In the Old Testament we read of Josiahs reformation in 622 BC, occasioned by the discovery of the book of the law in the Temple (II Kings 22). In Christian history, it was the Bible that inspired the beginnings of monasticism in the 4th century AD, the reforms of that monasticism in the 11th and 12th centuries, and the Reformation in the 16th century. In the 20th century the Bible played a major role in the Liberation Theology of Central and Latin America as small, basic communities of poor and oppressed people discovered passages in the Bible that spoke to their condition and gave them hope and the resolve to work for justice.

Reading the Bible today

I would recommend the Good News Bible for beginners and the Revised Standard Version for more serious study. The GNB was made with the particular concern to communicate to people with no Christian background, whereas the RSV preserves the tradition of the great Authorised or King James Version, but in the light of modern biblical scholarship. The New Revised Standard Version is gender free (i.e. avoids words such as man or he) but as a result sometimes gets into a muddle and misrepresents what the text is trying to convey. Second, the Bible should be read with the help of commentaries, because it is important to remember that the Bible is a library and contains different types of material, each of which must be read in its own appropriate way. A parable in the New Testament, for example, is not the same as a law in the Old Testament. Thirdly, the Bible should be read honestly and prayerfully. It does not speak with one, consistent voice, because in the Bible people experience God in different ways and have different insights. If we have doubts and difficulties with certain passages, we must be honest about it. Our hope is in the mercy of God, not whether we can accept every word of the Bible as true. The remarkable thing about the Bible is that despite coming from a completely different age and scientific understanding of the world, it still has the power to transform our lives. That is why so many people over more than three thousand years have laboured to preserve it for our use today!

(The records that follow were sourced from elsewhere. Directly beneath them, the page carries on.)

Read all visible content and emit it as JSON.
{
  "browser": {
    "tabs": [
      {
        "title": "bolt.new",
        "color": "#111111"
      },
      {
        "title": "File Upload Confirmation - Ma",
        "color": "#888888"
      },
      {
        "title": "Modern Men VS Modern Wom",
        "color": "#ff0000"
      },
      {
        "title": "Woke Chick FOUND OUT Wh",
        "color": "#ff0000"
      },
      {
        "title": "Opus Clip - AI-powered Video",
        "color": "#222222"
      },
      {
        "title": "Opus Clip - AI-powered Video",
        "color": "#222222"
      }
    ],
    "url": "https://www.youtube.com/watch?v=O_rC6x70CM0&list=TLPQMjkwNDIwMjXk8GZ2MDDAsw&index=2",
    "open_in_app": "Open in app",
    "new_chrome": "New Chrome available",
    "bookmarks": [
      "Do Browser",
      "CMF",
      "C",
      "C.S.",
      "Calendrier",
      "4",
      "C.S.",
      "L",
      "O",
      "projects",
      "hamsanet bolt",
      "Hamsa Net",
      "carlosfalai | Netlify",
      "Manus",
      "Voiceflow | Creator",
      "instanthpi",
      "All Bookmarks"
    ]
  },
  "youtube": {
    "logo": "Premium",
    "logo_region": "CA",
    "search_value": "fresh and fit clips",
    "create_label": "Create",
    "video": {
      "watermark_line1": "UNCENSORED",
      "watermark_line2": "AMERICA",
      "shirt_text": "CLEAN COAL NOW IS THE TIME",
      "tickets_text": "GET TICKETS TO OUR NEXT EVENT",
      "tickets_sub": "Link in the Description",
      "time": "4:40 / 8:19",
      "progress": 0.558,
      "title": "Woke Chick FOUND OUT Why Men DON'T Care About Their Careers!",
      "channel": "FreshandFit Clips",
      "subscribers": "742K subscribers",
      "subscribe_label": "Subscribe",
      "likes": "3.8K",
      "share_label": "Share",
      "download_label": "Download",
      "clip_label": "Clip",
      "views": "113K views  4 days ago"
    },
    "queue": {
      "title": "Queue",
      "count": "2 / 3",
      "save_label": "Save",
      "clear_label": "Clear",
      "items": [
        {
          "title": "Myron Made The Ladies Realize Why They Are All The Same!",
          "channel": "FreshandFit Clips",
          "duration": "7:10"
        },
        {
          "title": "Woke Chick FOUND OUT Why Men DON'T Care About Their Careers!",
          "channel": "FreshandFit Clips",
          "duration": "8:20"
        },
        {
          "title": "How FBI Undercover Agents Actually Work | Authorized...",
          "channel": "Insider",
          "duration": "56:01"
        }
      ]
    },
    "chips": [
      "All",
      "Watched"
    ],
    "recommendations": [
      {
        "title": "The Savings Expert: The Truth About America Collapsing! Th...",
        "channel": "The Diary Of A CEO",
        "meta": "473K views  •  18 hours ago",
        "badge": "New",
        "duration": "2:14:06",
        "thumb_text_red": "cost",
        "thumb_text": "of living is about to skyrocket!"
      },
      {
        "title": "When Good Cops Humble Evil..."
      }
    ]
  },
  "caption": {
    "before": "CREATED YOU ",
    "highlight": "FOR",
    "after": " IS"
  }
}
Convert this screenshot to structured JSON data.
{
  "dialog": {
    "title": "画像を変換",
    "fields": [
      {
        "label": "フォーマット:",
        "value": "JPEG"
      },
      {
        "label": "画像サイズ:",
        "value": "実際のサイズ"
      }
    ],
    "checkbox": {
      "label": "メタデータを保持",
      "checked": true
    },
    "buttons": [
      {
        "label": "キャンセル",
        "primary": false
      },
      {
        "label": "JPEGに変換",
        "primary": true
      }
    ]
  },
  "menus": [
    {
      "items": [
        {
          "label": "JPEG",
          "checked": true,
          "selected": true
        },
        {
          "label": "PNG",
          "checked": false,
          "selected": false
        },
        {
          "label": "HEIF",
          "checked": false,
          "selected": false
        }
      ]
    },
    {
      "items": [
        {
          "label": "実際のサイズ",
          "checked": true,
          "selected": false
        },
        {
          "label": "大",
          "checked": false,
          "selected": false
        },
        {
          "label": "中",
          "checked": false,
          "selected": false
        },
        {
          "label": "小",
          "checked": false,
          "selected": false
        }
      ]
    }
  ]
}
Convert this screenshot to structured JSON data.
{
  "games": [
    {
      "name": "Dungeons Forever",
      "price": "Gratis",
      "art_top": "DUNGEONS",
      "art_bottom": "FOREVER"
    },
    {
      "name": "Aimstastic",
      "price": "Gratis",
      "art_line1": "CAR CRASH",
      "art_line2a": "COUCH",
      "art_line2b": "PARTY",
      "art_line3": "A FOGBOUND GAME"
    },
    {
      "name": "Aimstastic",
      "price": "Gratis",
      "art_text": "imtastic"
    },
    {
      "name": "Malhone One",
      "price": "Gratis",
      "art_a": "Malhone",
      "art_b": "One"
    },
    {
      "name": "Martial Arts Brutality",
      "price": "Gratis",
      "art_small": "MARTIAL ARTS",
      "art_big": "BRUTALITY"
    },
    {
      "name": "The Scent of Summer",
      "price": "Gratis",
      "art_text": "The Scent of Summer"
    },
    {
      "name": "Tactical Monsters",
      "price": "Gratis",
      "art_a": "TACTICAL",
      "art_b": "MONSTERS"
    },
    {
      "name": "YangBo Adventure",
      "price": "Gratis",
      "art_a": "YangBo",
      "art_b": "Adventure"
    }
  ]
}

John Rogerson is Professor Emeritus of Biblical Studies at Sheffield University and an active Anglican priest with a regular ministry at Beauchief Abbey. With an international reputation, his many books and articles include An introduction to the Bible, ideal for further reading, and According to the Scriptures, about using the Bible in social and moral issues. It is a privilege to publish this article, which he has written especially for Outlook.